I think some hop-heads might want a little more bitterness, but in my book, Northern Lights gets very high marks.

Look for it in Virginia, Washington, DC, Maryland, Tennessee, West Virginia, North Carolina, South Carolina, and Florida.

July 13, 2011

DC Day 3: Dogfish Head Alehouse

OK.  Now I know what all the hype is about -- and why the line for Dogfish Head at the American Craft Beer Fest was out of control the whole time. With a brewery based in Rehoboth Beach, Delaware, Dogfish Head also has three restaurants in the DC area: two in northern Virginia, one in Gaithersburg, Maryland. I walked in, went straight for the bar, and ordered up a glass of their 90-Minute IPA.  The Dogfish IPAs are pretty well known among IPA fans, aka 'hopheads'. Dogfish does a 60-Minute, a 90-Minute, and a 120-Minute IPA, the 'minutes' referring to how long the beer spends boiling with hops. But rather than listen to me tell you about it, why don't you let the Dogfish Head founder, Sam Calagione, tell you himself?


And it was extremely delicious. I followed the IPA with a tasty Alehouse BBQ Burger - two beef patties cooked over a wood fire, bacon, onion rings, and cheese - and spent the next hour or so deliberating which beer to get next. This is where I was just about knocked off my barstool. The beer selection at Dogfish Head was truly mind-blowing. 'Standard' simply isn't part of their vocabulary. Nearly every single beer was made with ingredients that don't typically find their way into commercial beer. I sampled one called Theobroma, derived from a 3,200-year-old Aztec recipe and made with cocoa powder, honey, chili peppers, and annatto (a seed from a tree found in Latin America). I was shocked how light it was - none of those ingredients was overwhelming at all. I tried another beer called Black & Red, which was a strong, dark, fruity beer made with mint - lots of mint. After several samples, I finally decided on the Raison d'Etre, a Belgian Ale made with raisins and beet sugar.  As you might expect, it smelled and tasted somewhat sweet and somewhat fruity -- definitely a unique combination.  At 8% ABV, it also packed a pretty good punch on the alcohol scale.

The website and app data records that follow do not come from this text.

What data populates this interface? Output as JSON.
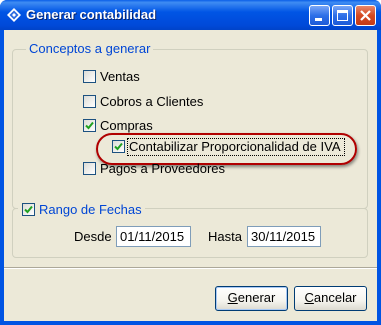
{
  "window": {
    "title": "Generar contabilidad",
    "icon": "app-logo-icon"
  },
  "title_buttons": [
    "minimize",
    "maximize",
    "close"
  ],
  "conceptos": {
    "legend": "Conceptos a generar",
    "items": [
      {
        "label": "Ventas",
        "checked": false
      },
      {
        "label": "Cobros a Clientes",
        "checked": false
      },
      {
        "label": "Compras",
        "checked": true
      },
      {
        "label": "Contabilizar Proporcionalidad de IVA",
        "checked": true,
        "indented": true,
        "focused": true
      },
      {
        "label": "Pagos a Proveedores",
        "checked": false
      }
    ]
  },
  "rango": {
    "legend": "Rango de Fechas",
    "checked": true,
    "desde_label": "Desde",
    "desde_value": "01/11/2015",
    "hasta_label": "Hasta",
    "hasta_value": "30/11/2015"
  },
  "buttons": {
    "generar_first": "G",
    "generar_rest": "enerar",
    "cancelar_first": "C",
    "cancelar_rest": "ancelar"
  },
  "colors": {
    "titlebar": "#0054e3",
    "dialog_bg": "#ece9d8",
    "legend_text": "#0046d5",
    "highlight_ring": "#b00000"
  }
}
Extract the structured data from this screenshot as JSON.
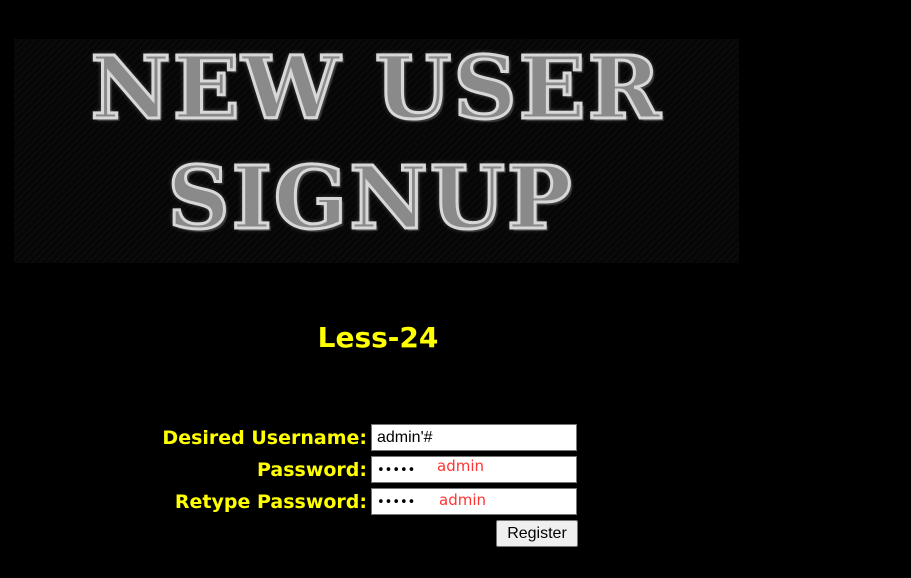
{
  "banner": {
    "line1": "NEW USER",
    "line2": "SIGNUP"
  },
  "lesson_title": "Less-24",
  "form": {
    "username": {
      "label": "Desired Username:",
      "value": "admin'#"
    },
    "password": {
      "label": "Password:",
      "value_masked": "•••••",
      "annotation": "admin"
    },
    "retype_password": {
      "label": "Retype Password:",
      "value_masked": "•••••",
      "annotation": "admin"
    },
    "submit_label": "Register"
  },
  "colors": {
    "background": "#000000",
    "label": "#ffff00",
    "annotation": "#ff3333"
  }
}
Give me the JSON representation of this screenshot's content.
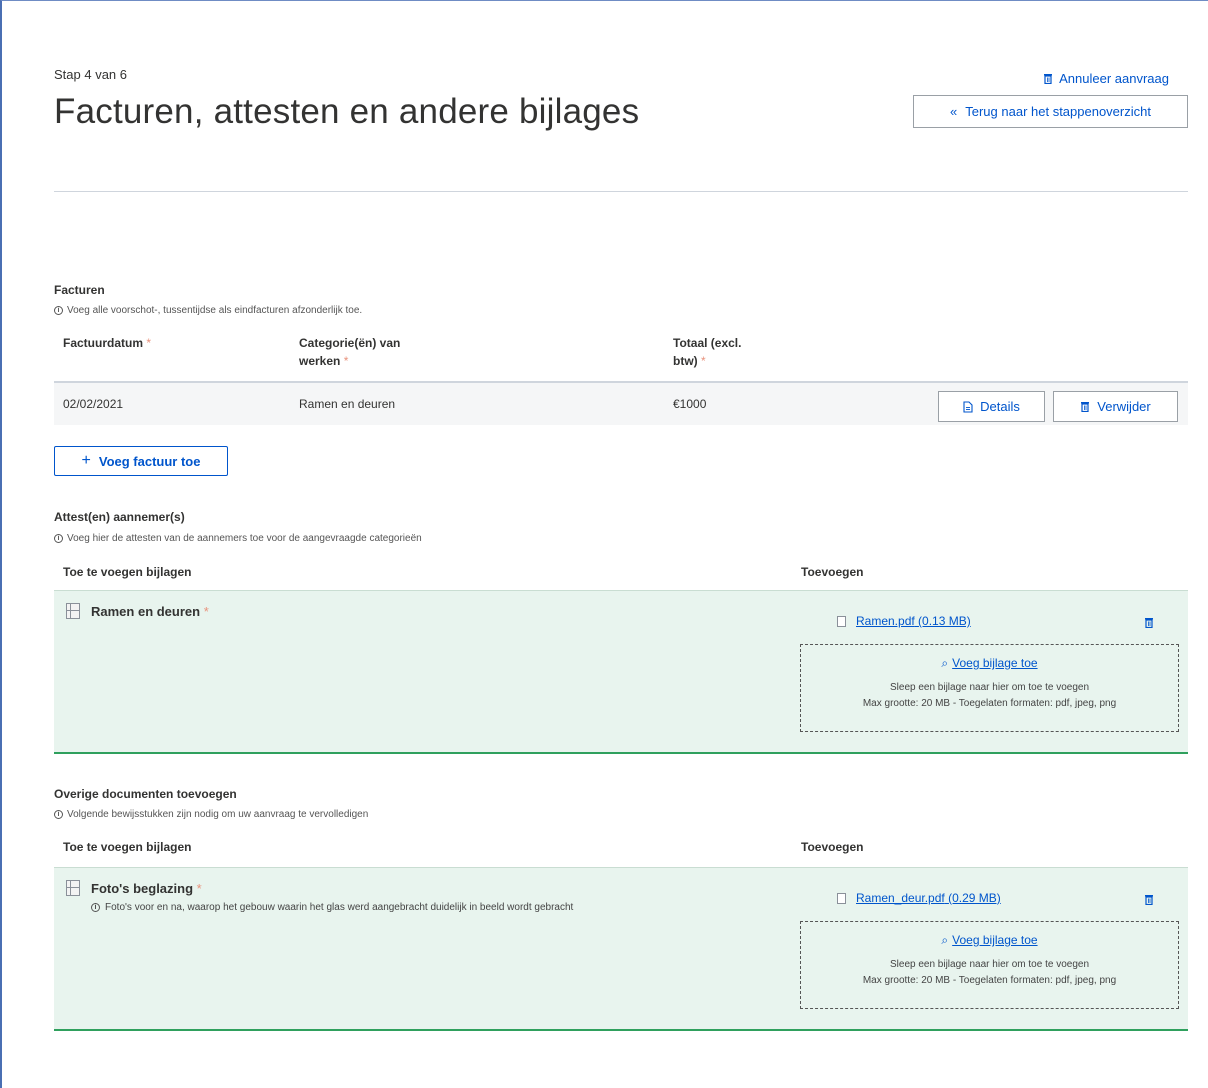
{
  "header": {
    "step": "Stap 4 van 6",
    "title": "Facturen, attesten en andere bijlages",
    "cancel_label": "Annuleer aanvraag",
    "back_label": "Terug naar het stappenoverzicht"
  },
  "invoices": {
    "title": "Facturen",
    "hint": "Voeg alle voorschot-, tussentijdse als eindfacturen afzonderlijk toe.",
    "columns": {
      "date": "Factuurdatum",
      "category_line1": "Categorie(ën) van",
      "category_line2": "werken",
      "total_line1": "Totaal (excl.",
      "total_line2": "btw)"
    },
    "rows": [
      {
        "date": "02/02/2021",
        "category": "Ramen en deuren",
        "total": "€1000"
      }
    ],
    "details_label": "Details",
    "delete_label": "Verwijder",
    "add_label": "Voeg factuur toe"
  },
  "contractor": {
    "title": "Attest(en) aannemer(s)",
    "hint": "Voeg hier de attesten van de aannemers toe voor de aangevraagde categorieën",
    "col_attachments": "Toe te voegen bijlagen",
    "col_add": "Toevoegen",
    "item_name": "Ramen en deuren",
    "file_name": "Ramen.pdf",
    "file_size": "(0.13 MB)"
  },
  "other_docs": {
    "title": "Overige documenten toevoegen",
    "hint": "Volgende bewijsstukken zijn nodig om uw aanvraag te vervolledigen",
    "col_attachments": "Toe te voegen bijlagen",
    "col_add": "Toevoegen",
    "item_name": "Foto's beglazing",
    "item_desc": "Foto's voor en na, waarop het gebouw waarin het glas werd aangebracht duidelijk in beeld wordt gebracht",
    "file_name": "Ramen_deur.pdf",
    "file_size": "(0.29 MB)"
  },
  "dropzone": {
    "link": "Voeg bijlage toe",
    "line1": "Sleep een bijlage naar hier om toe te voegen",
    "line2": "Max grootte: 20 MB - Toegelaten formaten: pdf, jpeg, png"
  },
  "required_marker": "*",
  "colors": {
    "link": "#0055cc",
    "success_bg": "#e8f4ee",
    "success_border": "#2fa05d",
    "required": "#e8927c"
  }
}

I would have loved to hang out and try all the beers on the menu, but I figured I'd save some for when I visit DC again next week.  So -- stay tuned...

June 28, 2011

NOVA Brew Fest

A beautiful day, beautiful people, and lots of delicious beer.  Not a bad way to spend a weekend.


The Northern Virginia Brew Fest was held this past Saturday and Sunday in Leesburg, VA, about an hour west of Washington, DC.  Roughly 50 breweries were in attendance, plus arts & crafts vendors and some local bands.  I went up to volunteer, but had plenty of time to sample brews before, during, and after the event.

May 30, 2011

Williamsburg, VA: Williamsburg Alewerk's Coffeehouse Stout

There's no place like home and there's no beer quite like a stout.  Finding my parent's house completely devoid of any kind of beer (save for 3 Coors Lights leftover from my brothers' 21st birthday - not drinkable), I ventured to the nearest grocery store and picked up a sixer of my hometown brewery's Coffeehouse Stout.  Having brewed a batch like this myself, I was curious to see how it would go down.  To make things even more interesting, this beer was made with coffee from Antigua, Guatemala, one of the places I'd been to on my recent travels and where I'd had a fair amount of the local coffee.

As it is, a stout is a pretty heavy beer.  For some, it may just be too much to handle.  This dark stout has so much coffee flavor, I think that someone who wasn't a big beer drinker, but liked coffee, could really get along with it.  And as someone who likes coffee almost as much as they like beer, I see this six-pack going down pretty quick.

While the coffee flavor is somewhat overpowering, this beer is surprisingly sweet.  It lacks the complexity and creamy texture of Guinness, but it might be a good place to start if you want to start exploring some brews on the darker end of the spectrum.

This and other Alewerks brews can be found in Virginia, Maryland, Delaware, and Washington, DC.